-- Provided data follows --

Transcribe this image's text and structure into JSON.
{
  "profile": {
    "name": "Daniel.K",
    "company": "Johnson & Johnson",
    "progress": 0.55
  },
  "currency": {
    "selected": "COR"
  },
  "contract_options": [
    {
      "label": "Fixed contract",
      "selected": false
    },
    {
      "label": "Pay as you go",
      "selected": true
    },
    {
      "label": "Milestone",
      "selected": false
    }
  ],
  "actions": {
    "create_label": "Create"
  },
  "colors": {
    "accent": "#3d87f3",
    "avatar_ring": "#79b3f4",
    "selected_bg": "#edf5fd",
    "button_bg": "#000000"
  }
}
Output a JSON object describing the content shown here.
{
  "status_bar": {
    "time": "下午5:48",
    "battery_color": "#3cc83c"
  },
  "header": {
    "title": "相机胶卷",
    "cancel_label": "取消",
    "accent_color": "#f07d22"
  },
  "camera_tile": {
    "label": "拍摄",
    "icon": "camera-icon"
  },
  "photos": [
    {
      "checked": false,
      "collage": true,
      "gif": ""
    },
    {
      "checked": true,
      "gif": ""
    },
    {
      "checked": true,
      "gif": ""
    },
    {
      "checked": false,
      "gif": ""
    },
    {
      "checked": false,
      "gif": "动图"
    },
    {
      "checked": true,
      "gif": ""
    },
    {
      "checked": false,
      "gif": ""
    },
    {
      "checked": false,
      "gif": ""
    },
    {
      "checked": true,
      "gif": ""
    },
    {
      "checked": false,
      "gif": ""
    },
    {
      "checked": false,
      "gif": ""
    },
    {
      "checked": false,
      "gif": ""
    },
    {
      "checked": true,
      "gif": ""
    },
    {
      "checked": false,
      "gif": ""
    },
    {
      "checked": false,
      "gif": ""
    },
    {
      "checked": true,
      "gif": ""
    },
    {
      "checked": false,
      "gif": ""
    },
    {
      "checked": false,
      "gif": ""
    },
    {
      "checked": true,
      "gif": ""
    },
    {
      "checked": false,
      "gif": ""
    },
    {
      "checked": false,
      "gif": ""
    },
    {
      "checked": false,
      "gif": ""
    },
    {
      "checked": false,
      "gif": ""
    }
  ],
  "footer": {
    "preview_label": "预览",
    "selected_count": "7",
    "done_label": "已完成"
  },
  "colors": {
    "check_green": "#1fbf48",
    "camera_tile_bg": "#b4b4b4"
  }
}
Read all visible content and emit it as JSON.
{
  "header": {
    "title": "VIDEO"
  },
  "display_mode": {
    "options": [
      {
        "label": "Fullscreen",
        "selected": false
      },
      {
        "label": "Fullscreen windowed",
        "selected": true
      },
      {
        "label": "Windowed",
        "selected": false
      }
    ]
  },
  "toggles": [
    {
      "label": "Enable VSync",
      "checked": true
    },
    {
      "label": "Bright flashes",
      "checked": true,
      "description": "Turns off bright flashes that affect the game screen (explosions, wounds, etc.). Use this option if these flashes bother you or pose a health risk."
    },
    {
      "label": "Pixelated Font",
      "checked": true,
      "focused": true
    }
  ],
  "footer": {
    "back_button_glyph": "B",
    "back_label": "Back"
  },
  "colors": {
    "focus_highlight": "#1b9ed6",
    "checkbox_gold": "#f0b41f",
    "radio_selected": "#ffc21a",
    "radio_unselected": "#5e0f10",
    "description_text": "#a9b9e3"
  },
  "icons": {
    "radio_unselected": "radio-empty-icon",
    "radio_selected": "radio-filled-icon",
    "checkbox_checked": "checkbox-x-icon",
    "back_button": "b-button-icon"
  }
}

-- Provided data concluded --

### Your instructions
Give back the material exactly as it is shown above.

### Result
Transcribe this image's text and structure into JSON.
{
  "profile": {
    "name": "Daniel.K",
    "company": "Johnson & Johnson",
    "progress": 0.55
  },
  "currency": {
    "selected": "COR"
  },
  "contract_options": [
    {
      "label": "Fixed contract",
      "selected": false
    },
    {
      "label": "Pay as you go",
      "selected": true
    },
    {
      "label": "Milestone",
      "selected": false
    }
  ],
  "actions": {
    "create_label": "Create"
  },
  "colors": {
    "accent": "#3d87f3",
    "avatar_ring": "#79b3f4",
    "selected_bg": "#edf5fd",
    "button_bg": "#000000"
  }
}
Output a JSON object describing the content shown here.
{
  "status_bar": {
    "time": "下午5:48",
    "battery_color": "#3cc83c"
  },
  "header": {
    "title": "相机胶卷",
    "cancel_label": "取消",
    "accent_color": "#f07d22"
  },
  "camera_tile": {
    "label": "拍摄",
    "icon": "camera-icon"
  },
  "photos": [
    {
      "checked": false,
      "collage": true,
      "gif": ""
    },
    {
      "checked": true,
      "gif": ""
    },
    {
      "checked": true,
      "gif": ""
    },
    {
      "checked": false,
      "gif": ""
    },
    {
      "checked": false,
      "gif": "动图"
    },
    {
      "checked": true,
      "gif": ""
    },
    {
      "checked": false,
      "gif": ""
    },
    {
      "checked": false,
      "gif": ""
    },
    {
      "checked": true,
      "gif": ""
    },
    {
      "checked": false,
      "gif": ""
    },
    {
      "checked": false,
      "gif": ""
    },
    {
      "checked": false,
      "gif": ""
    },
    {
      "checked": true,
      "gif": ""
    },
    {
      "checked": false,
      "gif": ""
    },
    {
      "checked": false,
      "gif": ""
    },
    {
      "checked": true,
      "gif": ""
    },
    {
      "checked": false,
      "gif": ""
    },
    {
      "checked": false,
      "gif": ""
    },
    {
      "checked": true,
      "gif": ""
    },
    {
      "checked": false,
      "gif": ""
    },
    {
      "checked": false,
      "gif": ""
    },
    {
      "checked": false,
      "gif": ""
    },
    {
      "checked": false,
      "gif": ""
    }
  ],
  "footer": {
    "preview_label": "预览",
    "selected_count": "7",
    "done_label": "已完成"
  },
  "colors": {
    "check_green": "#1fbf48",
    "camera_tile_bg": "#b4b4b4"
  }
}
Read all visible content and emit it as JSON.
{
  "header": {
    "title": "VIDEO"
  },
  "display_mode": {
    "options": [
      {
        "label": "Fullscreen",
        "selected": false
      },
      {
        "label": "Fullscreen windowed",
        "selected": true
      },
      {
        "label": "Windowed",
        "selected": false
      }
    ]
  },
  "toggles": [
    {
      "label": "Enable VSync",
      "checked": true
    },
    {
      "label": "Bright flashes",
      "checked": true,
      "description": "Turns off bright flashes that affect the game screen (explosions, wounds, etc.). Use this option if these flashes bother you or pose a health risk."
    },
    {
      "label": "Pixelated Font",
      "checked": true,
      "focused": true
    }
  ],
  "footer": {
    "back_button_glyph": "B",
    "back_label": "Back"
  },
  "colors": {
    "focus_highlight": "#1b9ed6",
    "checkbox_gold": "#f0b41f",
    "radio_selected": "#ffc21a",
    "radio_unselected": "#5e0f10",
    "description_text": "#a9b9e3"
  },
  "icons": {
    "radio_unselected": "radio-empty-icon",
    "radio_selected": "radio-filled-icon",
    "checkbox_checked": "checkbox-x-icon",
    "back_button": "b-button-icon"
  }
}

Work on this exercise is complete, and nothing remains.